|3. Control over the Renovation Process||As you are responsible for the renovation, you have complete control over the design and quality of the finished product.|
|4. Opportunity to Improve Neighborhoods & Communities||By renovating and updating older homes, flippers can help improve the look and feel of a neighborhood or community.|
|5. Potential for Passive Income||Once the fix of a property is completed, you could choose to hold onto the property yourself and rent it out, creating a source of passive income.|
|1. High Risk||Flipping houses is a high-risk venture, and there is always the possibility of a project not being completed or not turning a profit.|
|2. Large Investment of Time & Money||Flipping houses requires a significant investment of time and money, and there is always the possibility of unexpected costs arising during the renovation process.|

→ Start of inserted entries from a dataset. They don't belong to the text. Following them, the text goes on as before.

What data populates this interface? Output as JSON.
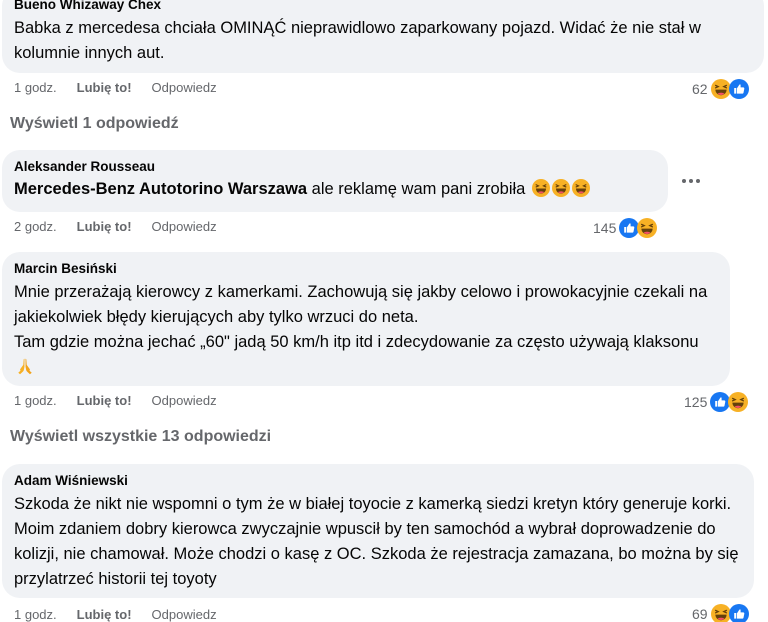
{
  "comments": [
    {
      "author": "Bueno Whizaway Chex",
      "text": "Babka z mercedesa chciała OMINĄĆ nieprawidlowo zaparkowany pojazd. Widać że nie stał w kolumnie innych aut.",
      "time": "1 godz.",
      "like": "Lubię to!",
      "reply": "Odpowiedz",
      "reaction_count": "62",
      "reactions": [
        "haha-icon",
        "like-icon"
      ]
    },
    {
      "author": "Aleksander Rousseau",
      "tag": "Mercedes-Benz Autotorino Warszawa",
      "text": " ale reklamę wam pani zrobiła",
      "time": "2 godz.",
      "like": "Lubię to!",
      "reply": "Odpowiedz",
      "reaction_count": "145",
      "reactions": [
        "like-icon",
        "haha-icon"
      ]
    },
    {
      "author": "Marcin Besiński",
      "text_lines": [
        "Mnie przerażają kierowcy z kamerkami. Zachowują się jakby celowo i prowokacyjnie czekali na jakiekolwiek błędy kierujących aby tylko wrzuci do neta.",
        "Tam gdzie można jechać „60\" jadą 50 km/h itp itd i zdecydowanie za często używają klaksonu"
      ],
      "time": "1 godz.",
      "like": "Lubię to!",
      "reply": "Odpowiedz",
      "reaction_count": "125",
      "reactions": [
        "like-icon",
        "haha-icon"
      ]
    },
    {
      "author": "Adam Wiśniewski",
      "text": "Szkoda że nikt nie wspomni o tym że w białej toyocie z kamerką siedzi kretyn który generuje korki. Moim zdaniem dobry kierowca zwyczajnie wpuscił by ten samochód a wybrał doprowadzenie do kolizji, nie chamował. Może chodzi o kasę z OC. Szkoda że rejestracja zamazana, bo można by się przylatrzeć historii tej toyoty",
      "time": "1 godz.",
      "like": "Lubię to!",
      "reply": "Odpowiedz",
      "reaction_count": "69",
      "reactions": [
        "haha-icon",
        "like-icon"
      ]
    }
  ],
  "view_replies_1": "Wyświetl 1 odpowiedź",
  "view_replies_2": "Wyświetl wszystkie 13 odpowiedzi",
  "colors": {
    "bubble": "#f0f2f5",
    "meta": "#65676b",
    "like_blue": "#1877f2",
    "haha_yellow": "#f7b125"
  }
}
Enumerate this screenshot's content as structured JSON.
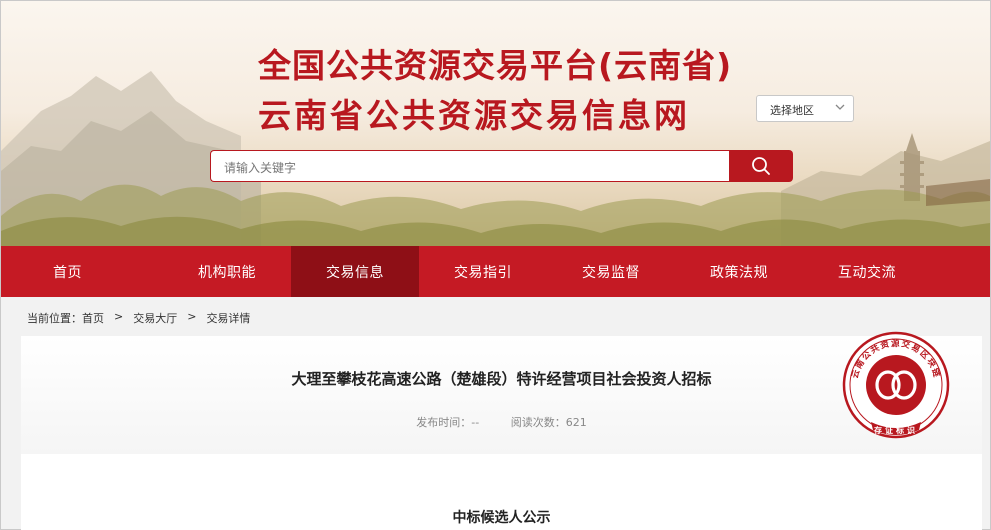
{
  "header": {
    "title_line1": "全国公共资源交易平台(云南省)",
    "title_line2": "云南省公共资源交易信息网",
    "region_select": "选择地区",
    "search_placeholder": "请输入关键字"
  },
  "nav": {
    "items": [
      {
        "label": "首页",
        "active": false
      },
      {
        "label": "机构职能",
        "active": false
      },
      {
        "label": "交易信息",
        "active": true
      },
      {
        "label": "交易指引",
        "active": false
      },
      {
        "label": "交易监督",
        "active": false
      },
      {
        "label": "政策法规",
        "active": false
      },
      {
        "label": "互动交流",
        "active": false
      }
    ]
  },
  "breadcrumb": {
    "prefix": "当前位置：",
    "items": [
      "首页",
      "交易大厅",
      "交易详情"
    ],
    "separator": ">"
  },
  "document": {
    "title": "大理至攀枝花高速公路（楚雄段）特许经营项目社会投资人招标",
    "publish_label": "发布时间：--",
    "views_label": "阅读次数：621",
    "section_title": "中标候选人公示"
  },
  "seal": {
    "ring_text": "云南公共资源交易区块链",
    "bottom_text": "存证标识",
    "icon": "chain-link-icon"
  },
  "colors": {
    "brand_red": "#c51a24",
    "active_red": "#8e0f16",
    "title_red": "#b8181f"
  }
}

|3. Difficulty in Predicting Market Conditions||Flipping houses requires a good understanding of the local real estate market, and market conditions can be difficult to predict.|
|4. Difficulty in Finding the Right Properties||It can be difficult to find properties that are in both the right condition and the right location to flip for a profit.|
|5. Stressful & Time Consuming||Flipping houses can be stressful and time-consuming, as it requires constant attention to detail and the need to manage multiple projects at once.|
Better Off Home Buyers: We Fix-&-Flip Houses, Too
If you are serious about getting into the field of real estate house flipping, be prepared for hard work, diligence, setbacks, and more than a little stress – certainly at the beginning of your new career.
However, as we have shown, there are many opportunities to enjoy the healthy profits that each project has the potential to generate.
At Better Off Home Buyers, apart from being experienced house flippers, we also have our primary business of purchasing residential properties for cash, regardless of any required repairs and renovations. This provides a valuable service to many customers facing foreclosure and other legal housing problems.
Call us today to learn more.